As a basic definition, momentum may be seen as something which has energy or drive. It has gained a degree of force behind it which may be added to or taken away. Momentum in sport can be seen in the competitive environment all the time. But often players, coaches and supporters do not recognise its influence, or when it has been influenced in the moment. The timeframes by which we recognise ‘momentum’ can be from an instance to months and even years.
For the best part, from the mid 1970s through to the early 1990s Liverpool FC would have been regarded as the best team in England. they carried all before them year in, year out. Yet with the onset of the Premier League in 1992, Liverpool have not won the League Championship in England. Their momentum has passed, more or less to Manchester united who have now spanned a similar timeframe to Liverpool in being the top dogs in England. Over the longer term (months to years) it becomes that psychological influence which begins to erode the confidence of other teams before any ball has been kicked.
But momentum can change in an instant. One decision, one action, one fortunate (or unfortunate) occurrence can influence an individual, team or country for years ahead.
TAKING STOCK OF MOMENTUM – POSITIVE, NEGATIVE OR NEUTRAL?
Lets take a simple situation. that of a normal match. From the moment of kick of, the momentum meter will start in a neutral positions. What happens in the next 2 minutes may completely influence the rest of the match. Teams talk about ‘getting a foothold in the games’ or ‘earning the right to play’ as commonplace references to gaining the balance of momentum as it exists. Some teams will aim to achieve this through possession of the ball; others will look for territory as being of greater importance.
There will be key moments in any competitive situation where momentum has a chance to be influenced. A 50/50 tackle for example between two players. Winning the tackle becomes important, not only in the player-v-player situation, but also as each teams looks at the victor in the duel. Who has emerged as the stronger player. That too might effect the crowd as it may cause them to burst out with applause or cheering, or leave them tutting into their tea!
Players, coaches, supporters and especially the officials have the chance to influence momentum. A single decision from any of these can completely swing the momentum of the match towards them or away from them. A substitution coming on an scoring is often hailed as a stroke of genius by the manager. The ruling of an offside, award of a free kick (basically any decision by the referee!!) will positively AND negatively influence both teams!
MAINTAINING PERSPECTIVE AND UNDERSTANDING THE SWINGS

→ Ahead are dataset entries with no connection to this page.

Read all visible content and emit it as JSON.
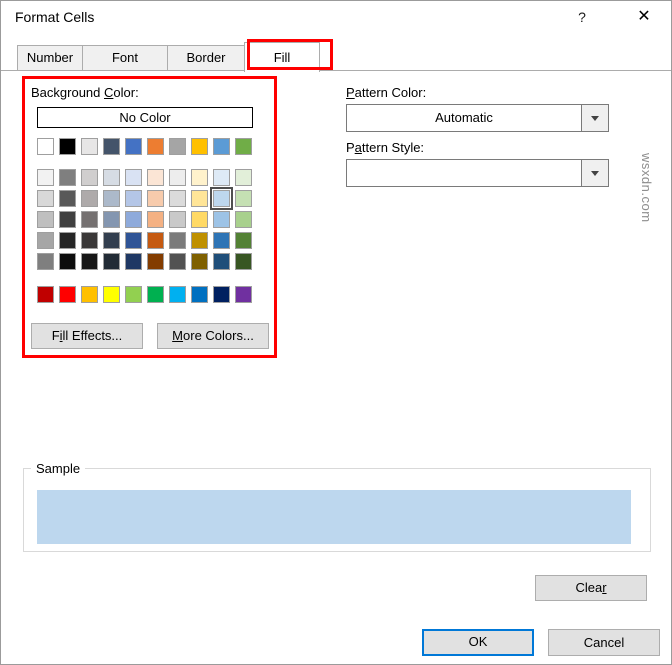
{
  "dialog": {
    "title": "Format Cells",
    "help_icon": "?",
    "close_icon": "✕"
  },
  "tabs": [
    {
      "label": "Number",
      "active": false
    },
    {
      "label": "Font",
      "active": false
    },
    {
      "label": "Border",
      "active": false
    },
    {
      "label": "Fill",
      "active": true
    }
  ],
  "fill_tab": {
    "background_color_label": "Background &Color:",
    "no_color_button": "No Color",
    "palette": {
      "theme_row": [
        "#FFFFFF",
        "#000000",
        "#E7E6E6",
        "#44546A",
        "#4472C4",
        "#ED7D31",
        "#A5A5A5",
        "#FFC000",
        "#5B9BD5",
        "#70AD47"
      ],
      "variant_rows": [
        [
          "#F2F2F2",
          "#7F7F7F",
          "#D0CECE",
          "#D6DCE4",
          "#D9E2F3",
          "#FBE5D5",
          "#EDEDED",
          "#FFF2CC",
          "#DEEAF6",
          "#E2EFD9"
        ],
        [
          "#D8D8D8",
          "#595959",
          "#AEAAAA",
          "#ACB9CA",
          "#B4C6E7",
          "#F7CBAC",
          "#DBDBDB",
          "#FFE598",
          "#BDD7EE",
          "#C5E0B3"
        ],
        [
          "#BFBFBF",
          "#404040",
          "#757171",
          "#8496B0",
          "#8EAADB",
          "#F4B183",
          "#C9C9C9",
          "#FFD965",
          "#9DC3E6",
          "#A8D08D"
        ],
        [
          "#A6A6A6",
          "#262626",
          "#3A3838",
          "#333F4F",
          "#2F5496",
          "#C55A11",
          "#7B7B7B",
          "#BF9000",
          "#2E74B5",
          "#538135"
        ],
        [
          "#7F7F7F",
          "#0D0D0D",
          "#161616",
          "#222B35",
          "#1F3864",
          "#833C00",
          "#525252",
          "#7F6000",
          "#1F4E79",
          "#385623"
        ]
      ],
      "standard_row": [
        "#C00000",
        "#FF0000",
        "#FFC000",
        "#FFFF00",
        "#92D050",
        "#00B050",
        "#00B0F0",
        "#0070C0",
        "#002060",
        "#7030A0"
      ],
      "selected": {
        "row": 1,
        "col": 8,
        "color": "#BDD7EE"
      }
    },
    "fill_effects_button": "F&ill Effects...",
    "more_colors_button": "&More Colors...",
    "pattern_color_label": "&Pattern Color:",
    "pattern_color_value": "Automatic",
    "pattern_style_label": "P&attern Style:",
    "pattern_style_value": ""
  },
  "sample": {
    "label": "Sample",
    "fill_color": "#BDD7EE"
  },
  "buttons": {
    "clear": "Clea&r",
    "ok": "OK",
    "cancel": "Cancel"
  },
  "annotations": {
    "highlight_color": "#FF0000"
  },
  "watermark": "wsxdn.com"
}
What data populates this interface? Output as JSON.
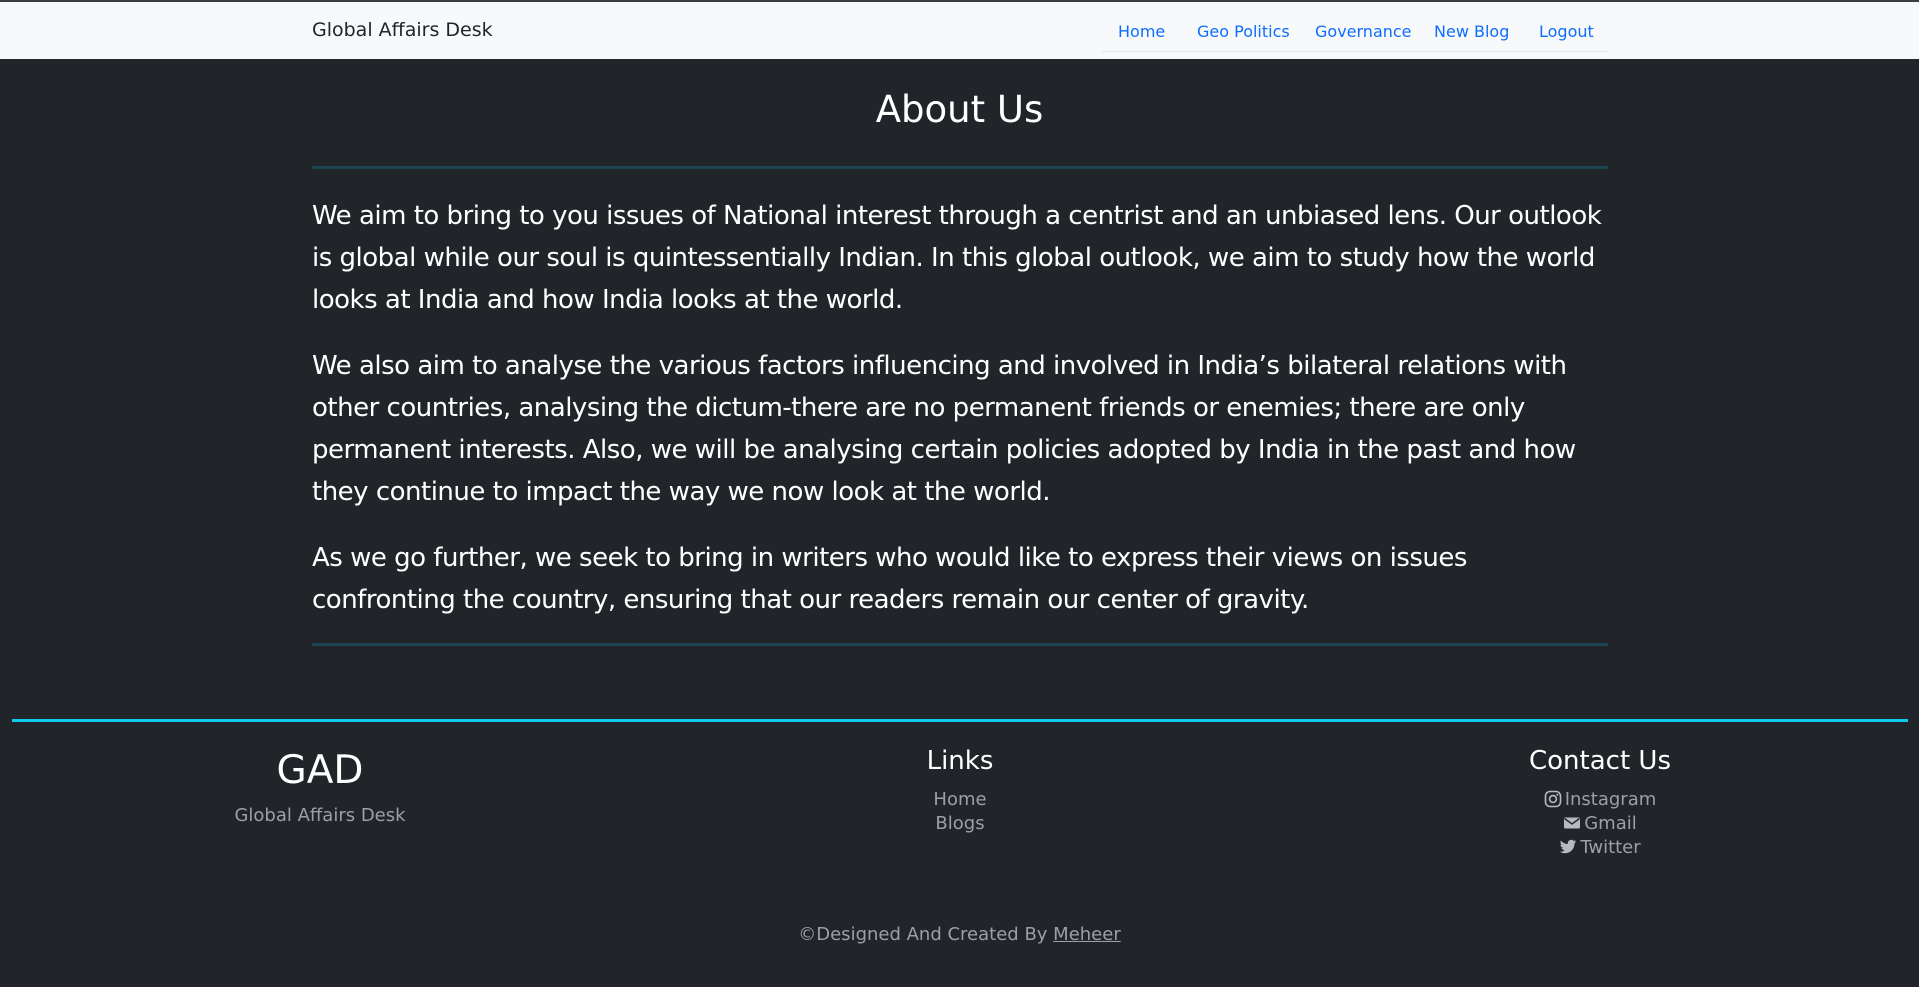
{
  "navbar": {
    "brand": "Global Affairs Desk",
    "links": [
      "Home",
      "Geo Politics",
      "Governance",
      "New Blog",
      "Logout"
    ],
    "link_color": "#0d6efd"
  },
  "main": {
    "title": "About Us",
    "paragraphs": [
      "We aim to bring to you issues of National interest through a centrist and an unbiased lens. Our outlook is global while our soul is quintessentially Indian. In this global outlook, we aim to study how the world looks at India and how India looks at the world.",
      "We also aim to analyse the various factors influencing and involved in India’s bilateral relations with other countries, analysing the dictum-there are no permanent friends or enemies; there are only permanent interests. Also, we will be analysing certain policies adopted by India in the past and how they continue to impact the way we now look at the world.",
      "As we go further, we seek to bring in writers who would like to express their views on issues confronting the country, ensuring that our readers remain our center of gravity."
    ]
  },
  "footer": {
    "logo": "GAD",
    "logo_subtitle": "Global Affairs Desk",
    "links_heading": "Links",
    "links": [
      "Home",
      "Blogs"
    ],
    "contact_heading": "Contact Us",
    "contact": [
      {
        "icon": "instagram-icon",
        "label": "Instagram"
      },
      {
        "icon": "envelope-icon",
        "label": "Gmail"
      },
      {
        "icon": "twitter-icon",
        "label": "Twitter"
      }
    ],
    "copyright_prefix": "©Designed And Created By ",
    "copyright_author": "Meheer",
    "accent_color": "#0dcaf0"
  }
}
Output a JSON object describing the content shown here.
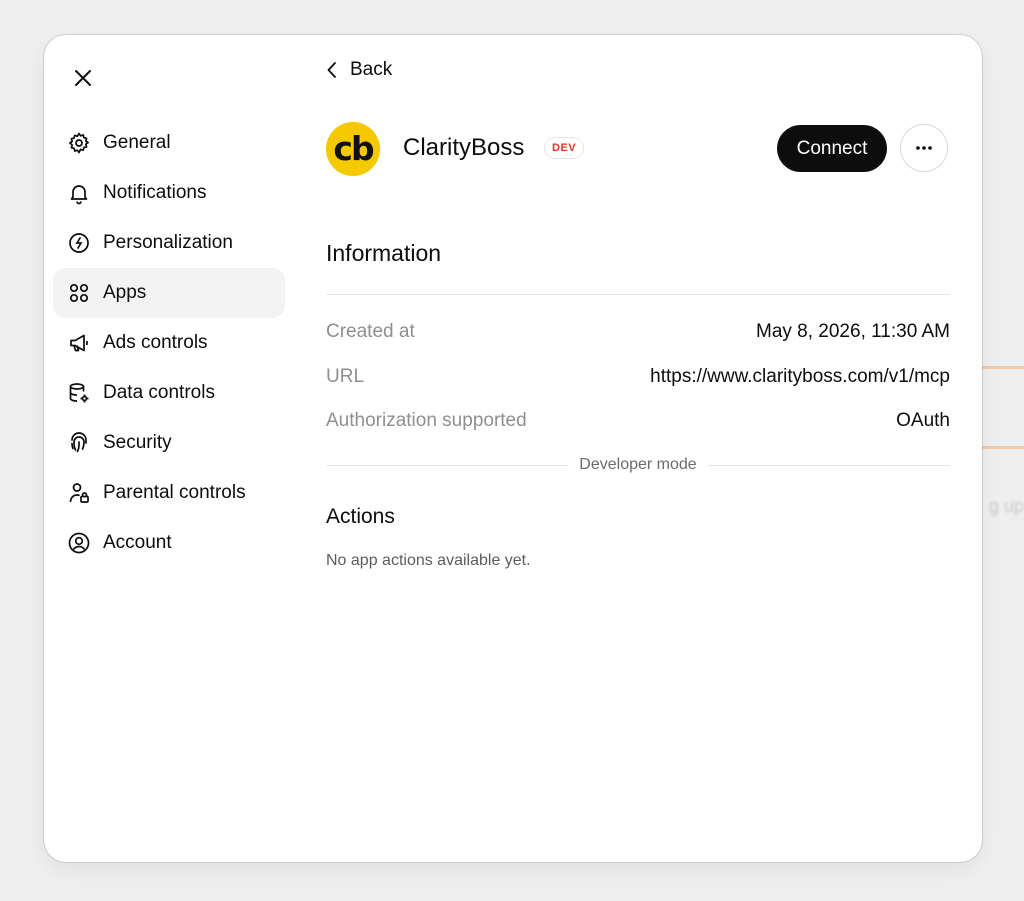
{
  "background": {
    "peek_text": "g up"
  },
  "sidebar": {
    "items": [
      {
        "label": "General",
        "icon": "gear-icon"
      },
      {
        "label": "Notifications",
        "icon": "bell-icon"
      },
      {
        "label": "Personalization",
        "icon": "personalization-icon"
      },
      {
        "label": "Apps",
        "icon": "apps-grid-icon",
        "active": true
      },
      {
        "label": "Ads controls",
        "icon": "megaphone-icon"
      },
      {
        "label": "Data controls",
        "icon": "database-gear-icon"
      },
      {
        "label": "Security",
        "icon": "fingerprint-icon"
      },
      {
        "label": "Parental controls",
        "icon": "person-lock-icon"
      },
      {
        "label": "Account",
        "icon": "user-circle-icon"
      }
    ]
  },
  "header": {
    "back_label": "Back"
  },
  "app": {
    "name": "ClarityBoss",
    "badge": "DEV",
    "logo_text": "cb",
    "logo_color": "#f5c900",
    "connect_label": "Connect"
  },
  "information": {
    "title": "Information",
    "rows": [
      {
        "key": "Created at",
        "value": "May 8, 2026, 11:30 AM"
      },
      {
        "key": "URL",
        "value": "https://www.clarityboss.com/v1/mcp"
      },
      {
        "key": "Authorization supported",
        "value": "OAuth"
      }
    ]
  },
  "developer_mode": {
    "label": "Developer mode"
  },
  "actions": {
    "title": "Actions",
    "empty_text": "No app actions available yet."
  },
  "colors": {
    "accent": "#0d0d0d",
    "badge_text": "#d6382c",
    "active_bg": "#f3f3f3"
  }
}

In isolation it is often easy to get caught up in the emotions that can (sometimes understandably) accompany the individual decisions and occurrences that are presented within a match. What is more tricky is to take a ‘helicopter’ view of where the balance of the momentum is. If it is with you, your aim is maintain the imbalance of momentum in your favour. When it is against you, you must recognise the opportunities to wrestle momentum back towards you.
Examples of this may be to in fact break up the tempo of the game. Sometimes that might mean speeding it up with fast free kicks, playing direct from back to front to create a defensive, backs to the wall mindset in the opposition. Or conversely, slow the game down by setting up every throw in, goal kick and corner with in the realms of patience of the referee! This will effect their natural rhythm!
Of course you can create a negative mindset in your opponent by pushing for another goal straight after scoring. This is normally a time when teams look to respond and make good the goal conceded! Or vice versa!
Momentum exists in sport at all levels, and at all times! Learn to recognise, manage and manipulate it!